On Saturday afternoon, he’ll make his first start of 2012 against the Braves.
“I’ve been looking forward to it,” Dickey said Thursday. “I’ve felt like I had a good spring, really gotten better, and you’re always excited to get it in there when it counts for real. We’ve certainly put in a lot of hard work, so we’ll see where that hard work takes us.”
Dickey’s hard work goes back further than just one offseason. After flaming out as a conventional hurler, he reinvented himself as a knuckleballer, and has enjoyed great success and stability ever since. In two seasons as a Met, Dickey has made 58 starts and pitched to a 3.08 ERA.
“This is only my fourth Opening Day [in my career],” Dickey said. “I’ve got parts of 10 seasons, and this is only my fourth Opening Day, so just being here is a really neat experience, and I’m getting to soak it all in. You only get one Opening Day [per year], and to be part of it is special.”
Ever since his biography has been released nearly two weeks ago, Dickey said he has been met with “an outpouring of encouragement.”
“A lot of people would come up to me and share similar stories,” he said. “I figured it would be a very cathartic experience for other people, but it certainly was nice.

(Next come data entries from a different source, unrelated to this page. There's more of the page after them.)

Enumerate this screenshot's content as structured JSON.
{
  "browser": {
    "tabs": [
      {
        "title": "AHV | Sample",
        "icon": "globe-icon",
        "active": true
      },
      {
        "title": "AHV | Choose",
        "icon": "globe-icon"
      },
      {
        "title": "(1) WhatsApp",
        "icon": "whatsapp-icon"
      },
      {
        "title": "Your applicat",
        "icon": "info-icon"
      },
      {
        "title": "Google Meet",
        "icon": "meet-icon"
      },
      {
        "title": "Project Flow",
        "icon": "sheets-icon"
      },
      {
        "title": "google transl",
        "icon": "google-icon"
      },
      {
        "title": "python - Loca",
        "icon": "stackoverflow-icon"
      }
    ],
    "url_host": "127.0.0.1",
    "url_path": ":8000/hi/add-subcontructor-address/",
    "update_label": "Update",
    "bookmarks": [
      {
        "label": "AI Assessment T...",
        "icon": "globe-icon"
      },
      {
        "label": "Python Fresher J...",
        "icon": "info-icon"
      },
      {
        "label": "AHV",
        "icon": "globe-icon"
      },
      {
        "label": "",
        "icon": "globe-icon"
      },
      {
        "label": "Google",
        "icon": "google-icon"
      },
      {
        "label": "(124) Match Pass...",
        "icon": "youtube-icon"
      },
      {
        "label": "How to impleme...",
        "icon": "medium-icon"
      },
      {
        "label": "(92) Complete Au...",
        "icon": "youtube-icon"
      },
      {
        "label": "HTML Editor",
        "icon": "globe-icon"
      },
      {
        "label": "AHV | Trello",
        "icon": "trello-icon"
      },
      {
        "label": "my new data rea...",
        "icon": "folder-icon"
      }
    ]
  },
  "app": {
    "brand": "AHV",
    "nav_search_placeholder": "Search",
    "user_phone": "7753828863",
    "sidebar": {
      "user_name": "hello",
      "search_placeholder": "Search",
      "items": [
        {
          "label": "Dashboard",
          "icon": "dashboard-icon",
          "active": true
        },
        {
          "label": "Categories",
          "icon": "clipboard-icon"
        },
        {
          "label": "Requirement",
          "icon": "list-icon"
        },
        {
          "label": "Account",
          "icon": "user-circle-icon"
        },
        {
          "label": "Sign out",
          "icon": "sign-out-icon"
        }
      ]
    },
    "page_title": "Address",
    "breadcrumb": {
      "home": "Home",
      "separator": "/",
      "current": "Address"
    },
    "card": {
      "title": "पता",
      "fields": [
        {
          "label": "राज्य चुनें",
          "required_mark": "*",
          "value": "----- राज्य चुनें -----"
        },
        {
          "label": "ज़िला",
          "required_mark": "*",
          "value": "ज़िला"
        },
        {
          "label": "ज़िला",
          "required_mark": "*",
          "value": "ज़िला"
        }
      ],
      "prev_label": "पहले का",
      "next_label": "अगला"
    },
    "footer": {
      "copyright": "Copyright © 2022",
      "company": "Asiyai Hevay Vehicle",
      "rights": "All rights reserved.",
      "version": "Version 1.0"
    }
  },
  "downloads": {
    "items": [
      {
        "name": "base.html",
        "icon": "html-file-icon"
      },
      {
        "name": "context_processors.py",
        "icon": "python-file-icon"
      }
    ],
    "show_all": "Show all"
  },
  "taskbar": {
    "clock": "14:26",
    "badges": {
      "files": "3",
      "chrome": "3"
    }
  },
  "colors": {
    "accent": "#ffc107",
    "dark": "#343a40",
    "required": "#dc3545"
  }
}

They certainly felt empathy for the book.”
Dickey got off to a bad start in 2011, losing five of his first six decisions. He pitched to a 5.08 ERA in his first nine games (eight starts), while allowing opposing batters to hit .311 off of him. But in his final 24 games (all starts), Dickey went 7-8 with a 2.69 ERA. He allowed opposing batters to hit just .236 off of him, and averaged nearly 6-2/3 innings per outing.

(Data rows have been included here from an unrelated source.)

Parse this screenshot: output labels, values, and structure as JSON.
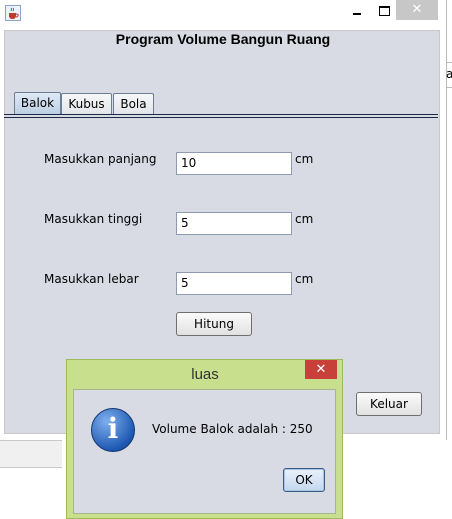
{
  "window": {
    "close_glyph": "✕",
    "icon": "java-cup-icon"
  },
  "app_title": "Program Volume Bangun Ruang",
  "tabs": [
    {
      "label": "Balok",
      "active": true
    },
    {
      "label": "Kubus",
      "active": false
    },
    {
      "label": "Bola",
      "active": false
    }
  ],
  "form": {
    "panjang": {
      "label": "Masukkan panjang",
      "value": "10",
      "unit": "cm"
    },
    "tinggi": {
      "label": "Masukkan tinggi",
      "value": "5",
      "unit": "cm"
    },
    "lebar": {
      "label": "Masukkan lebar",
      "value": "5",
      "unit": "cm"
    },
    "hitung_label": "Hitung",
    "keluar_label": "Keluar"
  },
  "background_edge_text": "a",
  "dialog": {
    "title": "luas",
    "close_glyph": "✕",
    "icon": "information-icon",
    "icon_glyph": "i",
    "message": "Volume Balok adalah : 250",
    "ok_label": "OK"
  },
  "colors": {
    "dialog_frame": "#c8df8d",
    "dialog_close": "#c7413a",
    "panel_bg": "#d8dbe4",
    "info_icon": "#1f59b4"
  }
}
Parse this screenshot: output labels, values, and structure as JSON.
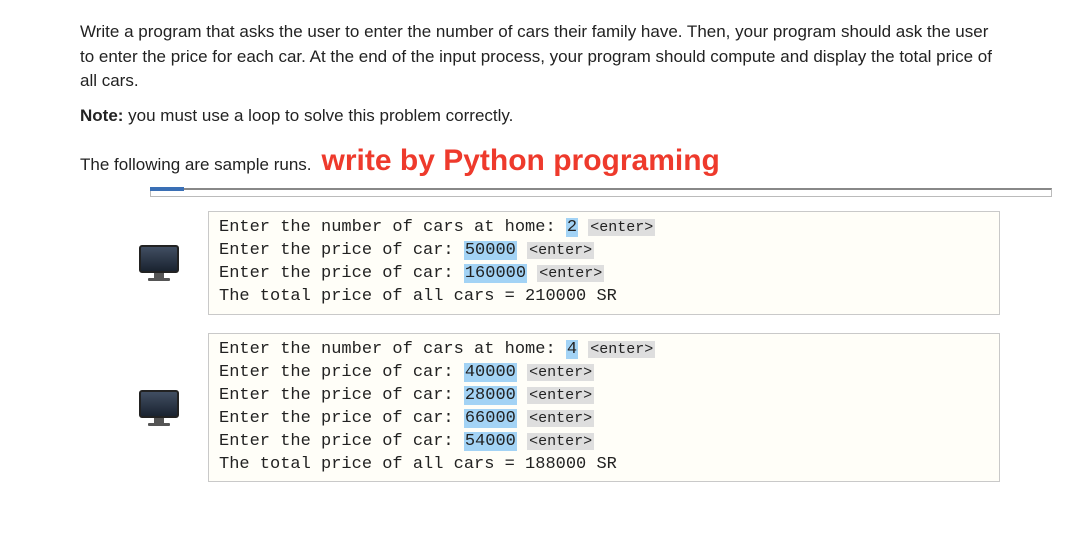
{
  "problem": {
    "p1": "Write a program that asks the user to enter the number of cars their family have. Then, your program should ask the user to enter the price for each car. At the end of the input process, your program should compute and display the total price of all cars.",
    "note_label": "Note:",
    "note_text": " you must use a loop to solve this problem correctly.",
    "sample_lead": "The following are sample runs.",
    "headline": "write by Python programing"
  },
  "enter_tag": "<enter>",
  "run1": {
    "l0_a": "Enter the number of cars at home: ",
    "l0_in": "2",
    "l1_a": "Enter the price of car: ",
    "l1_in": "50000",
    "l2_a": "Enter the price of car: ",
    "l2_in": "160000",
    "l3": "The total price of all cars = 210000 SR"
  },
  "run2": {
    "l0_a": "Enter the number of cars at home: ",
    "l0_in": "4",
    "l1_a": "Enter the price of car: ",
    "l1_in": "40000",
    "l2_a": "Enter the price of car: ",
    "l2_in": "28000",
    "l3_a": "Enter the price of car: ",
    "l3_in": "66000",
    "l4_a": "Enter the price of car: ",
    "l4_in": "54000",
    "l5": "The total price of all cars = 188000 SR"
  }
}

Cold weather contributed to Dickey’s early-season woes, since knuckleballs tend to move better with humidity -- especially the mediocre ones, he pointed out.
“You want to have some humidity, but ask Tim Wakefield,” Dickey said. “He’s been making a living for a long time pitching in Boston in the cold, so it can be done. But [my knuckler] doesn’t move as sharply [in the cold].”
Wakefield is retired now, so Dickey is currently the last of a dying breed.
“Hopefully I’ll be able to carry the torch long enough for somebody else to take over,” Dickey said.
Dickey said he considers Citi Field “a very fair park.”
“It might have been unfair before they moved [the fences in],” he said. “It was slanted to the pitchers. The numbers would certainly point to that. But this looks very fair to me.”